Matt Bishop: Let's take a trip down memory lane and look back at your fight against Hector Lombard. Reflecting on that experience now, how do you feel about your performance?
Tim Boetsch: Honestly, it was subpar but I went in and got the win, ended his win streak and exposed the huge hype that was surrounding him. It was a success but I would have liked to have finished him and really cemented that I handily beat him because that's in my mind how I would have wanted it to go. So I let myself down in that fight by not establishing that dominant win but at the end of the day I got the W and that's what's going to be remembered in the history books so I got that important part done.
Matt Bishop: What was it you think you could have done better in that fight that you're looking to improve upon for this fight?
Tim Boetsch: Well obviously every fight is different and the means to victory are different for every fight and the ways to train and execute the gameplan are different. What we prepared for against Hector was for a guy bullrushing forward and being super explosive. I was working on a lot of my counterstrikes which would play off of him coming forward which in that fight never happened for whatever reason, whether he was used to having an opponent that wouldn't just stand right in front of him or whatever. I never really saw the aggressive Hector Lombard that I prepared to fight and that really threw me off. In hindsight, I wish I would have switched the gameplan in the middle of the fight and gone after him hard. I believe I could have finished him had I done that.
Matt Bishop: Do you feel better about that win after what he did to Rousimar Palhares last Friday?
Tim Boetsch: I do and I don't. I wish people had understood the gameplan to beat Hector Lombard based on my performance. Palhares didn't do that. He stood in front of him and you saw what happened. I was hoping to see a bit more movement and that people had taken notes from what I did, but I didn't see it. I'm hoping that people take notes as he faces tougher competition that understand how to execute a gameplan, he's gonna run into the same problems he had with me.
Matt Bishop: When you get opponents changed on you, do you feel like you wasted the training camp spent preparing for the other guy?
Tim Boetsch: Well fortunately I've got the wizard Matt Hume in my corner. He's a mastermind and he's got long term goals set in place for my training. Even though I might be preparing for a specific opponent, I've got a longterm plan so our training camps aren't specifically focused on beating one opponent. We're constantly developing as mixed martial artists here and looking at the big picture. I don't think of any time spent working with Matt Hume as wasted time. I learn something new every day and gain new insights into the sport every time I'm in a training situation with him.

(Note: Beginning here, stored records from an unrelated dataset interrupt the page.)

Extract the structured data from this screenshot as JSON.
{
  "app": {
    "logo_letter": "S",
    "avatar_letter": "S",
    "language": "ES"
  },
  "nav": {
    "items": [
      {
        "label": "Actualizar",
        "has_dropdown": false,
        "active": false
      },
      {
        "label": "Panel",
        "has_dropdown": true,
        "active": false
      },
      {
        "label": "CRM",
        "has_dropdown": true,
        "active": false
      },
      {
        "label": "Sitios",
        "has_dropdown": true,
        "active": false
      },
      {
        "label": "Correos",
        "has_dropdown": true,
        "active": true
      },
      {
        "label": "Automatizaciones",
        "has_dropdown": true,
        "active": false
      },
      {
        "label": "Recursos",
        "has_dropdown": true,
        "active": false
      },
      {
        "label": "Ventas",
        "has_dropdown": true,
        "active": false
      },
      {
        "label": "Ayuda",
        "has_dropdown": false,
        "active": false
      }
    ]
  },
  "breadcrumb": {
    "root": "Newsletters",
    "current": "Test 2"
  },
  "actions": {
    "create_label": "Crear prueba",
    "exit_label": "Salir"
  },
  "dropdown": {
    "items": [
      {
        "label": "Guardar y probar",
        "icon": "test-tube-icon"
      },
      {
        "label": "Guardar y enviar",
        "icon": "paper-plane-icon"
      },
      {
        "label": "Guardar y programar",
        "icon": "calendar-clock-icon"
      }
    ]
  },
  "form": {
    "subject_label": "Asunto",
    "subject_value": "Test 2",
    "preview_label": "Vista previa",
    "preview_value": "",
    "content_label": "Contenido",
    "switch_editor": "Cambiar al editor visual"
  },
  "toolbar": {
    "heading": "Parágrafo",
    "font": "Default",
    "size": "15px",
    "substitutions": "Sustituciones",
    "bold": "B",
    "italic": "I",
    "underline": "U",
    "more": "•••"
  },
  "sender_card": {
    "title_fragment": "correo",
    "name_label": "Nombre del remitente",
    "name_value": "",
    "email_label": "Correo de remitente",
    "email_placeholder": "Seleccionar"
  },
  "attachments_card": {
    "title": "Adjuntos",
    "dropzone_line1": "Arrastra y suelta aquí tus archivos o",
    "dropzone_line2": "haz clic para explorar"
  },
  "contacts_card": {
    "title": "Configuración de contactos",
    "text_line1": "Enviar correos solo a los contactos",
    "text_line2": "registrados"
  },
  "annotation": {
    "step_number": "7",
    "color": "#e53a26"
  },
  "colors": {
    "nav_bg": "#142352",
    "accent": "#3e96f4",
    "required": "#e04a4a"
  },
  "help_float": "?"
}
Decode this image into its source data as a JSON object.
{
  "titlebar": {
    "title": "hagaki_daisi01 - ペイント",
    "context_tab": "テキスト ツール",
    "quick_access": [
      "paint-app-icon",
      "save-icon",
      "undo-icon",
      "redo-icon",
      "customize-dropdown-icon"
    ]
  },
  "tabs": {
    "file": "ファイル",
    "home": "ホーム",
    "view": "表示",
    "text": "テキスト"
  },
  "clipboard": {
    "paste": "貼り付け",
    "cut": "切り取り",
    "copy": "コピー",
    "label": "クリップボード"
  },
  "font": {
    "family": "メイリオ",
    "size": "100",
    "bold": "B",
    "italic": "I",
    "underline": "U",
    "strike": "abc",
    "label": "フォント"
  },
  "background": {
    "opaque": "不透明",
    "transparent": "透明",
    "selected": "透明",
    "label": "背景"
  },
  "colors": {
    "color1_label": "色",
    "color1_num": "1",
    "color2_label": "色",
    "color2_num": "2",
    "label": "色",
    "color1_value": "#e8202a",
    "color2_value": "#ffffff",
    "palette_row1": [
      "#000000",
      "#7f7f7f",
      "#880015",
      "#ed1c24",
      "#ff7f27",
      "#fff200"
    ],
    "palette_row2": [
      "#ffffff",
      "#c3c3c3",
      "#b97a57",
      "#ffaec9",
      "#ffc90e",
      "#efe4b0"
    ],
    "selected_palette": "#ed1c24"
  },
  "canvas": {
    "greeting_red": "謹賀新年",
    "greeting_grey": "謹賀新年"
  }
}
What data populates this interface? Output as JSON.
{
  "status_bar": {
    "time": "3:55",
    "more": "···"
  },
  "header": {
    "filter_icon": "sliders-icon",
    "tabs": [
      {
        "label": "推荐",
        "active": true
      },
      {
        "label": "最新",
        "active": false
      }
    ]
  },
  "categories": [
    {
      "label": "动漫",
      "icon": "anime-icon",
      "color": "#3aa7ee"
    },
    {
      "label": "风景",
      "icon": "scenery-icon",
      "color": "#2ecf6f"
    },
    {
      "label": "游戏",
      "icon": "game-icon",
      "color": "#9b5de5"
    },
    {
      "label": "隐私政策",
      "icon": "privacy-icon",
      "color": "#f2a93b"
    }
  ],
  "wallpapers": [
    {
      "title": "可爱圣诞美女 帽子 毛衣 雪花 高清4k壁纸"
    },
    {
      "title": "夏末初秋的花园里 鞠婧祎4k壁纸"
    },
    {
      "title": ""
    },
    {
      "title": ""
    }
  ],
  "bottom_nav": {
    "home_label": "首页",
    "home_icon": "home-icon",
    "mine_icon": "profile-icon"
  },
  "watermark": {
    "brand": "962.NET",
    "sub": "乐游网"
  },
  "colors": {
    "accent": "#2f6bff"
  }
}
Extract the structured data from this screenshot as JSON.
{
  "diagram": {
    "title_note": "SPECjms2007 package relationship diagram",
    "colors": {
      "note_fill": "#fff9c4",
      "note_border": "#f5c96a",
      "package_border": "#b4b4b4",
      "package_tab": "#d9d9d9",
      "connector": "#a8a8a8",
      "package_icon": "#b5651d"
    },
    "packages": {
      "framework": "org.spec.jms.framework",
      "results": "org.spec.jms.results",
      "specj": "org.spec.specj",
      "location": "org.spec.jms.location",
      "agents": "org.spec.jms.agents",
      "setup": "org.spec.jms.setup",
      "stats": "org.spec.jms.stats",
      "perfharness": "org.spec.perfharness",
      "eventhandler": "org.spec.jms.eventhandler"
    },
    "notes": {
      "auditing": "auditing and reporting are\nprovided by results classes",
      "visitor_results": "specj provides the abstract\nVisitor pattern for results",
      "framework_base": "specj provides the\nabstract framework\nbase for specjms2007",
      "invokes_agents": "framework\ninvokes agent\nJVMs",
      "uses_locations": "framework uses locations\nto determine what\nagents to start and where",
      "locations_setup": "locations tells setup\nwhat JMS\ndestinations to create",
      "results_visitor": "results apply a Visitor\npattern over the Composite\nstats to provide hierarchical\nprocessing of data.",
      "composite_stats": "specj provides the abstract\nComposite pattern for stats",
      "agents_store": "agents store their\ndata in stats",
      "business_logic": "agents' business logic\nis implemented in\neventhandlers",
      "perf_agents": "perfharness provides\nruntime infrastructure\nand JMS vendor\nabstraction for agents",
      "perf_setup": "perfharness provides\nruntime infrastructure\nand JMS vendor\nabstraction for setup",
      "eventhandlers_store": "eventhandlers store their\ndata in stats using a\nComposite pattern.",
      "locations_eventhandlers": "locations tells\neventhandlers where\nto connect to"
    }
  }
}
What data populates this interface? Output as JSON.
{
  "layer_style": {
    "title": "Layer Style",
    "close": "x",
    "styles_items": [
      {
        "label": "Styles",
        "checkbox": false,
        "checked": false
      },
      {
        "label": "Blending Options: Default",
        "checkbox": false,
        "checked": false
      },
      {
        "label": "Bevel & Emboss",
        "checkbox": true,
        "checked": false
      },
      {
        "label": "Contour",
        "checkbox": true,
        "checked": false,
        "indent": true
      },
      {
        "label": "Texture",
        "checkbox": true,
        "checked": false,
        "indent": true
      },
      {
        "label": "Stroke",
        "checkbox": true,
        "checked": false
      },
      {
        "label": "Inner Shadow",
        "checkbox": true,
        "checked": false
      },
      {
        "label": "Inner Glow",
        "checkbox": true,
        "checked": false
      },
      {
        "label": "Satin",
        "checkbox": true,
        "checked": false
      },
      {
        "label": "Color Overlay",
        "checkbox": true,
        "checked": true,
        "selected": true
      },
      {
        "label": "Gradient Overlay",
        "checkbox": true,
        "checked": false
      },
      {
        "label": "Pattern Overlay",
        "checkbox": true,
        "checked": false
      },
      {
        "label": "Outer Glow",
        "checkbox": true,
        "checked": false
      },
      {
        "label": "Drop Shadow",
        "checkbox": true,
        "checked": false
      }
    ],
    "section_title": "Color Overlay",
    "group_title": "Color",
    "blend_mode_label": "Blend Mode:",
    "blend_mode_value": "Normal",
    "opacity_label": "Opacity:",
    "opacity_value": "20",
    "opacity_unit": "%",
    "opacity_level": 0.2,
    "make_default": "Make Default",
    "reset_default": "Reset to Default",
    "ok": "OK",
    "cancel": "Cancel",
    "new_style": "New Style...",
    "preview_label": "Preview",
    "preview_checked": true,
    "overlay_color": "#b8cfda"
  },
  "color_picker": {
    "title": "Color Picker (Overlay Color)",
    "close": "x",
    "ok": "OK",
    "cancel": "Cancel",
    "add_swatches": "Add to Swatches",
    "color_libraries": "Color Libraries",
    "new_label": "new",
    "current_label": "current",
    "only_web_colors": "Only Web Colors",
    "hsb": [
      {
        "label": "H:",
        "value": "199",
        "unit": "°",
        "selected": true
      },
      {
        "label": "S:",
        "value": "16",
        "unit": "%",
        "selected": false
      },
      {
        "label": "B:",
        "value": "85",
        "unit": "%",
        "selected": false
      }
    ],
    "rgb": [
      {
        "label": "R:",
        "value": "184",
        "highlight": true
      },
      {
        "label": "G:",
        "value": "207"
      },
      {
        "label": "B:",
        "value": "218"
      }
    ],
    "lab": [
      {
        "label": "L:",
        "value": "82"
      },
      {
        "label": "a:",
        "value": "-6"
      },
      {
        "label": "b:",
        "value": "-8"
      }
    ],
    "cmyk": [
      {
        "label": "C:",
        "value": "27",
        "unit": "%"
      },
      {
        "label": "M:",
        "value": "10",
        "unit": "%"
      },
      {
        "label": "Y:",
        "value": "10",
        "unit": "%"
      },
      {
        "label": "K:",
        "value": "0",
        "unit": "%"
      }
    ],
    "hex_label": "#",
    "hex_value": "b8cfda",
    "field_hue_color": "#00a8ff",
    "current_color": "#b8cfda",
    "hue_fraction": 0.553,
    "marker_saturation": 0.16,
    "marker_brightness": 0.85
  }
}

Matt Bishop: When you envision this fight against Costa Philippou in your mind, how do you see it going?
Tim Boetsch: I believe there's gonna be a brief feeling-out process in the first round, about a minute and a half and then one of us is going to decide that it's time to turn it on and it's gonna get very explosive, very high energy. I'm looking for this fight to probably be stopped in the middle of second round due to a TKO via the Barbarian. That's what I'm looking to do.
You can follow Tim Boetsch on Twitter @TimBoetsch.